(Task data)
++++++++++++++++++++
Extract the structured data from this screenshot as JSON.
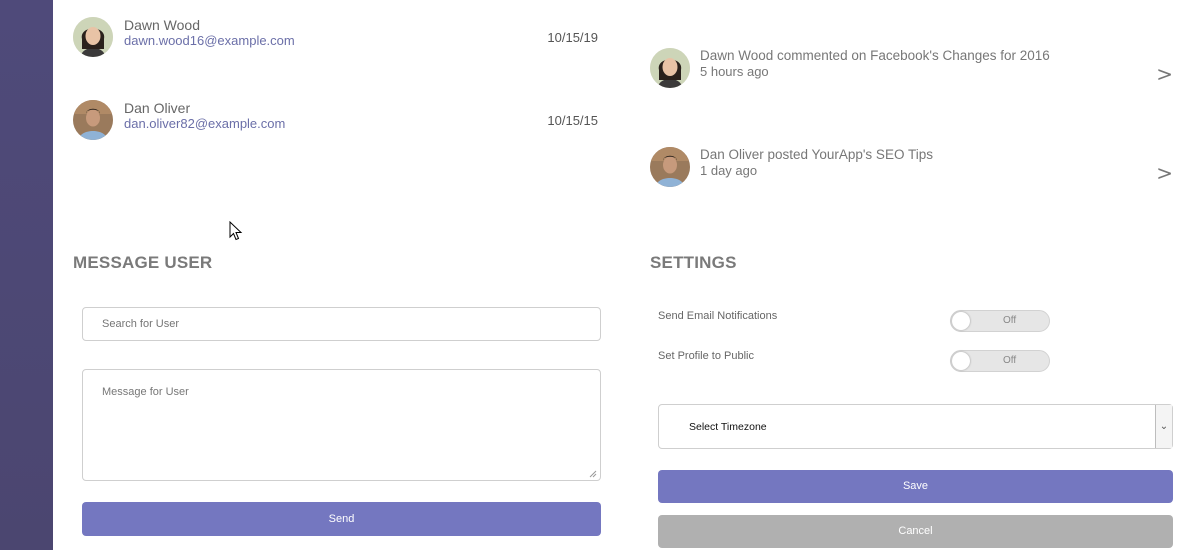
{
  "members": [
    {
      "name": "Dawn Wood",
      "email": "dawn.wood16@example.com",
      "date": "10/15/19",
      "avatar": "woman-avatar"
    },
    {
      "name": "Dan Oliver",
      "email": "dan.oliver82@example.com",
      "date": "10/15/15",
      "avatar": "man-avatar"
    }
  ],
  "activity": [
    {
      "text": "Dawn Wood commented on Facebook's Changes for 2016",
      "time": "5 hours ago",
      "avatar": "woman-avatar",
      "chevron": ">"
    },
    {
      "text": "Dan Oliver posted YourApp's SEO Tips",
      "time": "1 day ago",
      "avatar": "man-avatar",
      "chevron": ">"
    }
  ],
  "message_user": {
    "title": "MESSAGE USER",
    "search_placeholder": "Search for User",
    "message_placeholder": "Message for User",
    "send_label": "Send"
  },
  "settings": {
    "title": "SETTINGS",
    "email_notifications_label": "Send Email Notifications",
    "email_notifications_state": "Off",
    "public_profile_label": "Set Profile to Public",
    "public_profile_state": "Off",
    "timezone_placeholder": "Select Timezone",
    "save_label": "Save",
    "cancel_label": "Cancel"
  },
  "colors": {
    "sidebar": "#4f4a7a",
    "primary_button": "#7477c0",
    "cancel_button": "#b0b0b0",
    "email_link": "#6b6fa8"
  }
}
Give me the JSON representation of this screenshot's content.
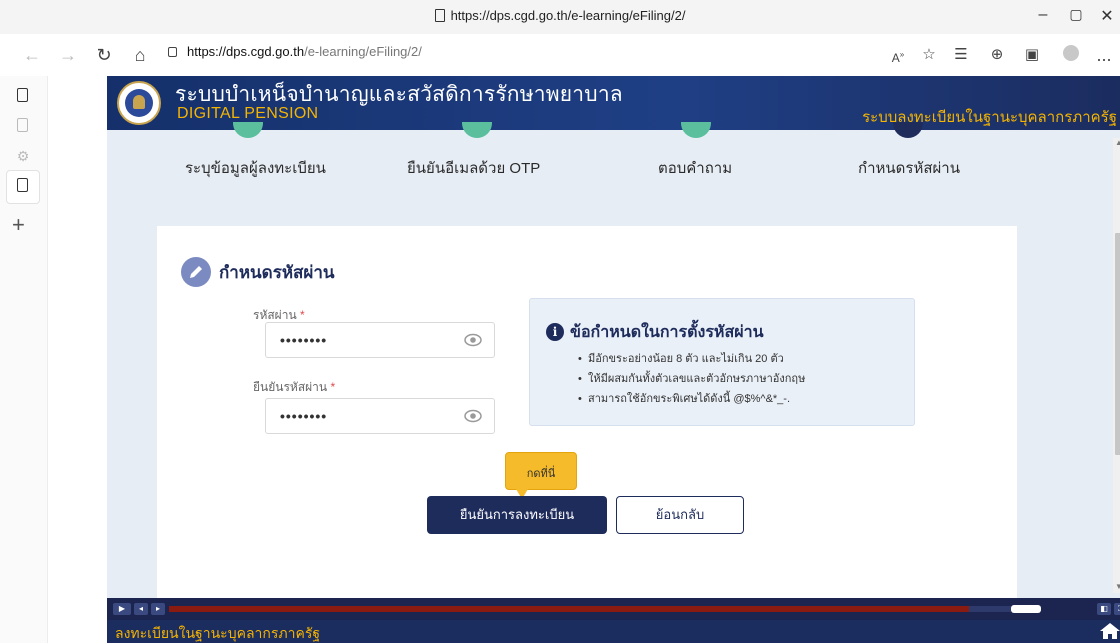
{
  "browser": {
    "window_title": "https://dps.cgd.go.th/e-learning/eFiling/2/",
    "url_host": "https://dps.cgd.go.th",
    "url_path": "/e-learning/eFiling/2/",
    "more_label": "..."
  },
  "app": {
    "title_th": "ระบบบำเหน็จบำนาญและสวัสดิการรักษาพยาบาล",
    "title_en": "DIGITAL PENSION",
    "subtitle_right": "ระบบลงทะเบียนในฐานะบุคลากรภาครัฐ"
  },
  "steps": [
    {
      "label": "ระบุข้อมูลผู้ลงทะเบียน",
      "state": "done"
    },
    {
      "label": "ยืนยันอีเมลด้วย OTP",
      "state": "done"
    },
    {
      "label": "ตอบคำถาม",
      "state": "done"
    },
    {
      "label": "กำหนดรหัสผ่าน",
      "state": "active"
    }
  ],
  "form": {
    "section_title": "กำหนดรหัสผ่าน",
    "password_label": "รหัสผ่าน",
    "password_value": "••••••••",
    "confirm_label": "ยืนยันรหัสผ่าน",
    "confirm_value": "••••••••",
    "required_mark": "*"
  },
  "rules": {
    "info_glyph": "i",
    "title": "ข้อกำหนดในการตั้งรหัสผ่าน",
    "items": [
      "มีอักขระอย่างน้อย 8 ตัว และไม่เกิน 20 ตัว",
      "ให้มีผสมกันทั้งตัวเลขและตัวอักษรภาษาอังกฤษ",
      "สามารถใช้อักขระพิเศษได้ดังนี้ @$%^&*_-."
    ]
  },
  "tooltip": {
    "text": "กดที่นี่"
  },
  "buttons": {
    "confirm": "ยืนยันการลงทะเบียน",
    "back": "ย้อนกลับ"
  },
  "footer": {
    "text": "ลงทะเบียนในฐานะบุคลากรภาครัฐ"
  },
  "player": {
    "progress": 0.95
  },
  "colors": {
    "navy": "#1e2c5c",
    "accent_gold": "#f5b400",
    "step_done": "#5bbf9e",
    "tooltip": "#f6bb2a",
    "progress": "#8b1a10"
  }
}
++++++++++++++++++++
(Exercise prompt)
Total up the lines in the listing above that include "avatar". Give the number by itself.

(Task result)
4